“I don't want viewers to discover; I want them to recognize.”

— Christian Boltanski

In 2015 I began a combinatorial project, Remember me. a collective narrative in found words and photographs, to respond to the divisive tone emerging in our country. Since then, I have hand-embroidered over 1,200 found family photographs with texts copied from anonymously-written obituaries. My intent is to reflect our personal truths, through photos and words, in the lives of others. This abundance and accumulation of the vernacular illustrates that there is more that connects than separates us—that we are more alike than different.

“Every photograph is a certificate of presence.”

— Roland Barthes

“The ultimate wisdom of the photographic image is to say: ‘There is the surface. Now—think—or rather feel, intuit—what is beyond it, what the reality must be like if it looks this way.’ Photographs, which cannot themselves explain anything, are inexhaustible invitations to deduction, speculation, and fantasy.”

— Susan Sontag

These embroidered photos formed part of a recent immersive installation at the Yellowstone Art Museum, Billings, Montana. Framed photos accompanied by refurbished thrift store mid-century furniture, knickknacks and mounds of found, anonymously hand-crocheted doilies and afghans, alluded to familiar domestic spaces. This accumulation of collected and remixed memories called attention to the universal aspects of human experience. The nostalgia evoked created positive feelings and promoted social connectedness.

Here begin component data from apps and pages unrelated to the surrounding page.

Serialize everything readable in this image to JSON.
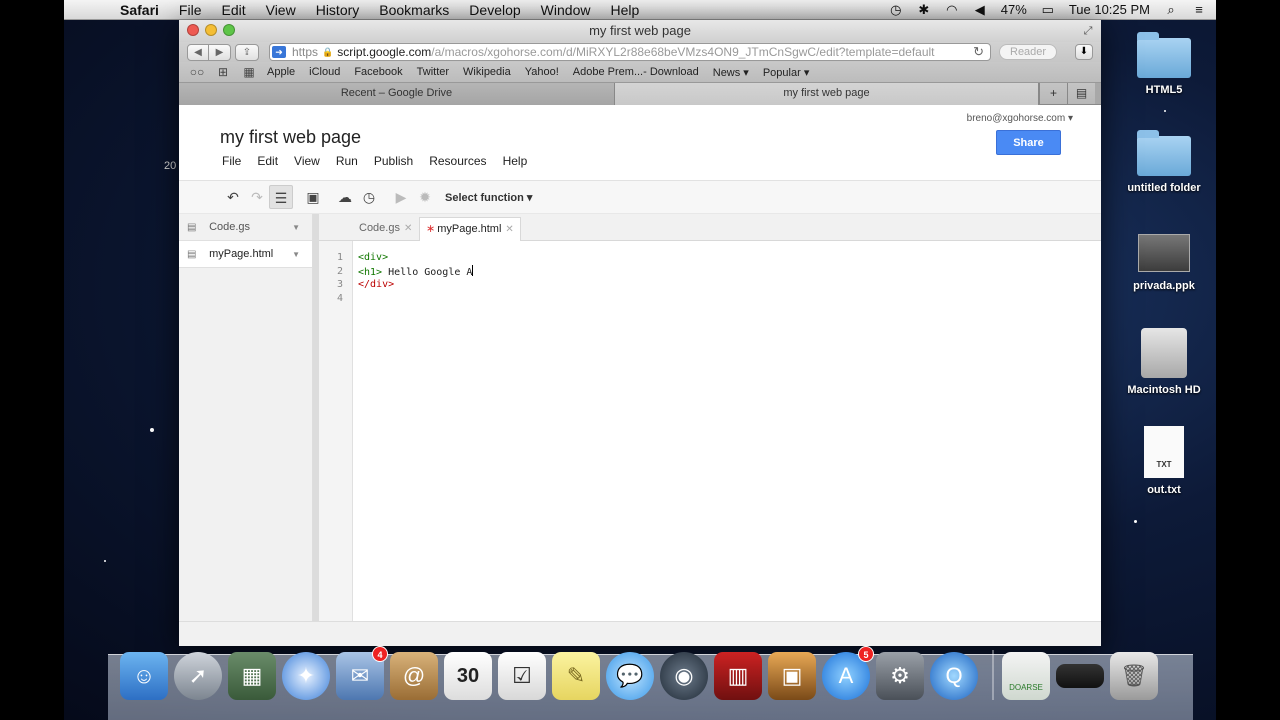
{
  "menubar": {
    "app": "Safari",
    "items": [
      "File",
      "Edit",
      "View",
      "History",
      "Bookmarks",
      "Develop",
      "Window",
      "Help"
    ],
    "battery": "47%",
    "clock": "Tue 10:25 PM"
  },
  "window": {
    "title": "my first web page",
    "url_scheme": "https",
    "url_host": "script.google.com",
    "url_path": "/a/macros/xgohorse.com/d/MiRXYL2r88e68beVMzs4ON9_JTmCnSgwC/edit?template=default",
    "reader": "Reader"
  },
  "bookmarks": [
    "Apple",
    "iCloud",
    "Facebook",
    "Twitter",
    "Wikipedia",
    "Yahoo!",
    "Adobe Prem...- Download",
    "News ▾",
    "Popular ▾"
  ],
  "browser_tabs": [
    "Recent – Google Drive",
    "my first web page"
  ],
  "app": {
    "project_title": "my first web page",
    "menu": [
      "File",
      "Edit",
      "View",
      "Run",
      "Publish",
      "Resources",
      "Help"
    ],
    "account": "breno@xgohorse.com ▾",
    "share": "Share",
    "select_function": "Select function ▾"
  },
  "files": [
    {
      "name": "Code.gs",
      "selected": false
    },
    {
      "name": "myPage.html",
      "selected": true
    }
  ],
  "editor_tabs": [
    {
      "name": "Code.gs",
      "modified": false
    },
    {
      "name": "myPage.html",
      "modified": true
    }
  ],
  "code": {
    "line_numbers": [
      "1",
      "2",
      "3",
      "4"
    ],
    "line1": "<div>",
    "line2_tag": "<h1>",
    "line2_text": " Hello Google A",
    "line3": "</div>"
  },
  "desktop": {
    "icons": [
      "HTML5",
      "untitled folder",
      "privada.ppk",
      "Macintosh HD",
      "out.txt"
    ],
    "side_text": "20"
  },
  "dock": {
    "calendar_day": "30",
    "mail_badge": "4",
    "appstore_badge": "5",
    "doarse_label": "DOARSE"
  }
}
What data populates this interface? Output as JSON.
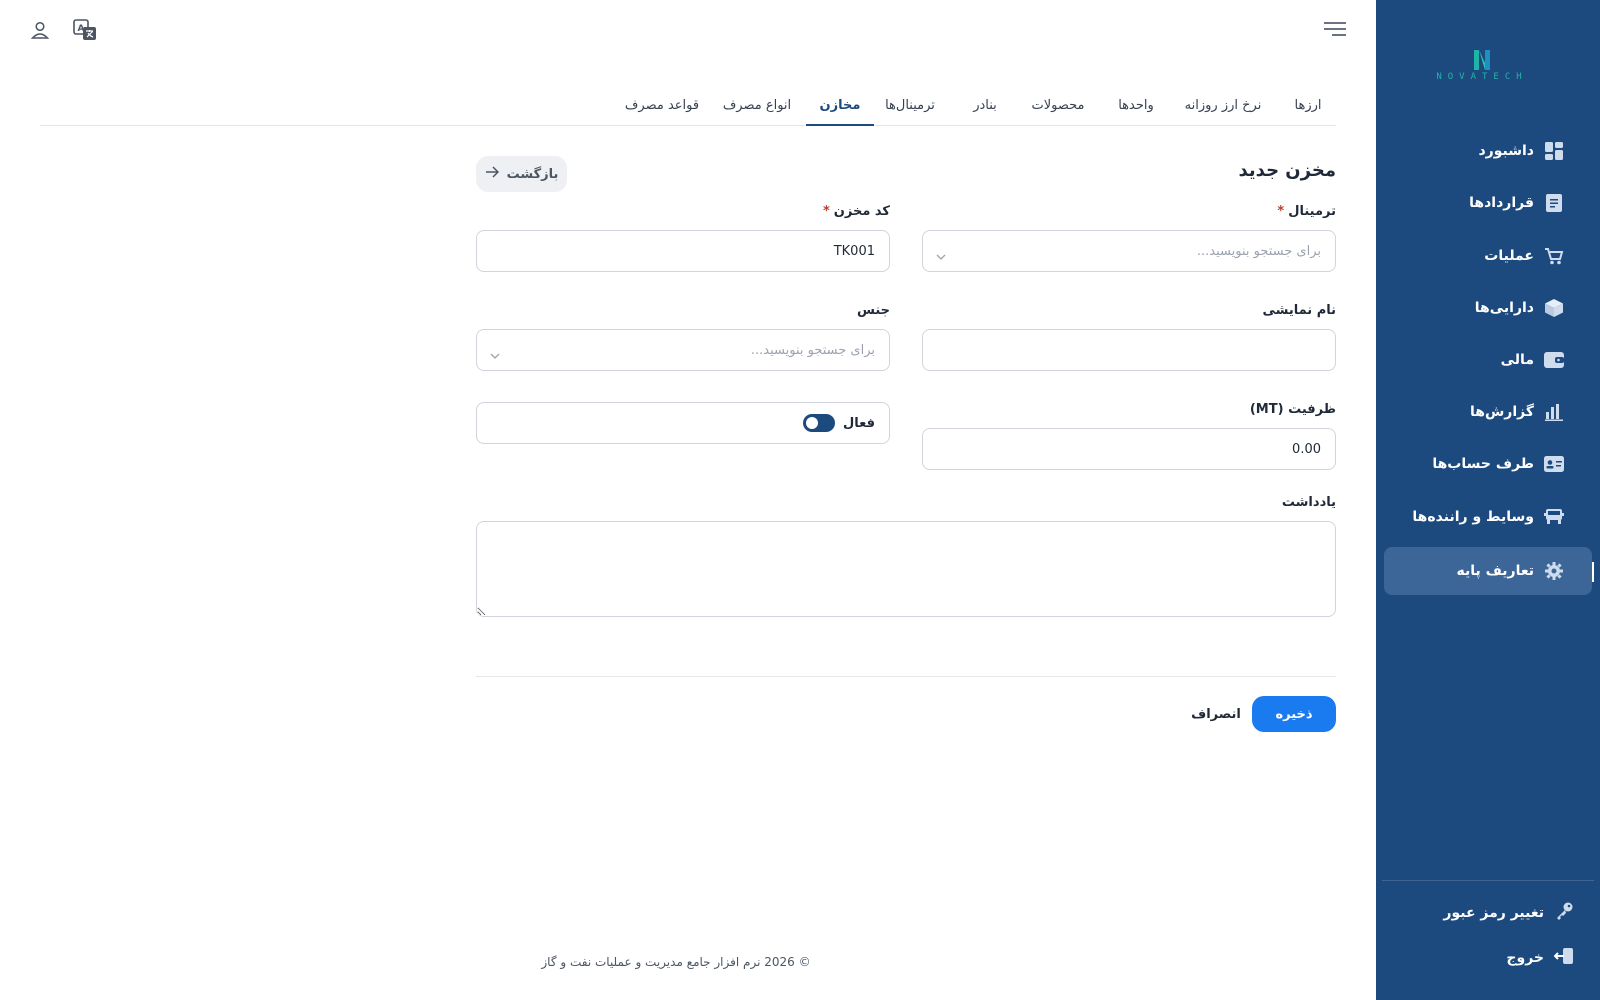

Montana-based Jane Waggoner Deschner has been an exhibiting artist for forty years; for the last twenty her medium has been the found family photograph. Her work has been shown in numerous venues including Robert Mann Gallery, NYC; Fort Collins Museum of Art, CO; University of Michigan-Dearborn; Missoula Art Museum, MT; Churchill Arts, Fallon, NV; and other galleries and museums. Her large solo immersive installation Remember me. at the Yellowstone Art Museum, Billings, Montana, closed in January 2023. Deschner’s piece about Congresswoman Stephanie Murphy was highlighted in In Her Hands, an invitational exhibition that focused on progressive women politicians at Robert Mann Gallery, NYC, through summer 2018. In 2019 and 2020, her work was selected for inclusion in two Kris Graves Project publications, Not Wrong No 2—Solace and On Death: the book. In December 2019, she was selected by the Montana Arts Council as an Artist Innovation Award recipient, and in 2022 received a $10,000 ARPA grant.

Deschner earned an MFA from Vermont College of Fine Arts in 2001. After growing up in Kansas, she moved to Montana in 1977 where she currently lives. In addition to being a mixed media artist, she works as an exhibition installer, graphic designer, photographer, curator, instructor and picture framer.